What this exercise calls for is an exact copy of the data.

-------- Data extracts --------

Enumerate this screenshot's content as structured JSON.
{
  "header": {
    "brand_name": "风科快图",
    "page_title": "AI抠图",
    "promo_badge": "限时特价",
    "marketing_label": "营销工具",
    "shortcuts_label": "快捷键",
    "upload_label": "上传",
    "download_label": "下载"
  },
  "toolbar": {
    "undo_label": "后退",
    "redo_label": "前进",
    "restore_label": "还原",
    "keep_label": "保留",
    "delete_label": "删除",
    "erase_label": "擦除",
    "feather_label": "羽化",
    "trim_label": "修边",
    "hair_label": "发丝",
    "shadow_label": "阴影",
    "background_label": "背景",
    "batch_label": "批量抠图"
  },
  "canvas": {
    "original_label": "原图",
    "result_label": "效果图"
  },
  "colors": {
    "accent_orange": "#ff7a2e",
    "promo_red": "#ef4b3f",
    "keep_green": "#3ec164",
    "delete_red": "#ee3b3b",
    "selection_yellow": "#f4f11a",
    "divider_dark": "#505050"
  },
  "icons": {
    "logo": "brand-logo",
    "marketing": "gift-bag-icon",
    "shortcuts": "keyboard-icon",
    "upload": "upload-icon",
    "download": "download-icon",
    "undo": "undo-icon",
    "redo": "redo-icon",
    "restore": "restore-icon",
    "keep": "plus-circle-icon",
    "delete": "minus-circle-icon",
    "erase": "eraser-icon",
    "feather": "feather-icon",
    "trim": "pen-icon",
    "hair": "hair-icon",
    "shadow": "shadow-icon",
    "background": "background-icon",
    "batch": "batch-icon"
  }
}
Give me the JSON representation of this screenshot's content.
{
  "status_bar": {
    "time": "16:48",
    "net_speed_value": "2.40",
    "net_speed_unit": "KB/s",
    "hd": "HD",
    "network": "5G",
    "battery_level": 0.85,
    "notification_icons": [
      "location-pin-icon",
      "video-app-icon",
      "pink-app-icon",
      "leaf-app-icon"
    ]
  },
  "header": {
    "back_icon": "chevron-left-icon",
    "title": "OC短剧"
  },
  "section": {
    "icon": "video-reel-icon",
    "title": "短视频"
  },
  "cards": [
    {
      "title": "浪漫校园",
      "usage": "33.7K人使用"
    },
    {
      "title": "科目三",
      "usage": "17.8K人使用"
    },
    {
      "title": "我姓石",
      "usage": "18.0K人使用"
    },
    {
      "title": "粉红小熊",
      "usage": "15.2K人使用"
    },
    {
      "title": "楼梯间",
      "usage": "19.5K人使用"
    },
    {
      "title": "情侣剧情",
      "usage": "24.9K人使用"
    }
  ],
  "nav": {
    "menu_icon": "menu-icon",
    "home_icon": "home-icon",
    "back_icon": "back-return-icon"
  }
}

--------

■ Answer to the exercise ■
Enumerate this screenshot's content as structured JSON.
{
  "header": {
    "brand_name": "风科快图",
    "page_title": "AI抠图",
    "promo_badge": "限时特价",
    "marketing_label": "营销工具",
    "shortcuts_label": "快捷键",
    "upload_label": "上传",
    "download_label": "下载"
  },
  "toolbar": {
    "undo_label": "后退",
    "redo_label": "前进",
    "restore_label": "还原",
    "keep_label": "保留",
    "delete_label": "删除",
    "erase_label": "擦除",
    "feather_label": "羽化",
    "trim_label": "修边",
    "hair_label": "发丝",
    "shadow_label": "阴影",
    "background_label": "背景",
    "batch_label": "批量抠图"
  },
  "canvas": {
    "original_label": "原图",
    "result_label": "效果图"
  },
  "colors": {
    "accent_orange": "#ff7a2e",
    "promo_red": "#ef4b3f",
    "keep_green": "#3ec164",
    "delete_red": "#ee3b3b",
    "selection_yellow": "#f4f11a",
    "divider_dark": "#505050"
  },
  "icons": {
    "logo": "brand-logo",
    "marketing": "gift-bag-icon",
    "shortcuts": "keyboard-icon",
    "upload": "upload-icon",
    "download": "download-icon",
    "undo": "undo-icon",
    "redo": "redo-icon",
    "restore": "restore-icon",
    "keep": "plus-circle-icon",
    "delete": "minus-circle-icon",
    "erase": "eraser-icon",
    "feather": "feather-icon",
    "trim": "pen-icon",
    "hair": "hair-icon",
    "shadow": "shadow-icon",
    "background": "background-icon",
    "batch": "batch-icon"
  }
}
Give me the JSON representation of this screenshot's content.
{
  "status_bar": {
    "time": "16:48",
    "net_speed_value": "2.40",
    "net_speed_unit": "KB/s",
    "hd": "HD",
    "network": "5G",
    "battery_level": 0.85,
    "notification_icons": [
      "location-pin-icon",
      "video-app-icon",
      "pink-app-icon",
      "leaf-app-icon"
    ]
  },
  "header": {
    "back_icon": "chevron-left-icon",
    "title": "OC短剧"
  },
  "section": {
    "icon": "video-reel-icon",
    "title": "短视频"
  },
  "cards": [
    {
      "title": "浪漫校园",
      "usage": "33.7K人使用"
    },
    {
      "title": "科目三",
      "usage": "17.8K人使用"
    },
    {
      "title": "我姓石",
      "usage": "18.0K人使用"
    },
    {
      "title": "粉红小熊",
      "usage": "15.2K人使用"
    },
    {
      "title": "楼梯间",
      "usage": "19.5K人使用"
    },
    {
      "title": "情侣剧情",
      "usage": "24.9K人使用"
    }
  ],
  "nav": {
    "menu_icon": "menu-icon",
    "home_icon": "home-icon",
    "back_icon": "back-return-icon"
  }
}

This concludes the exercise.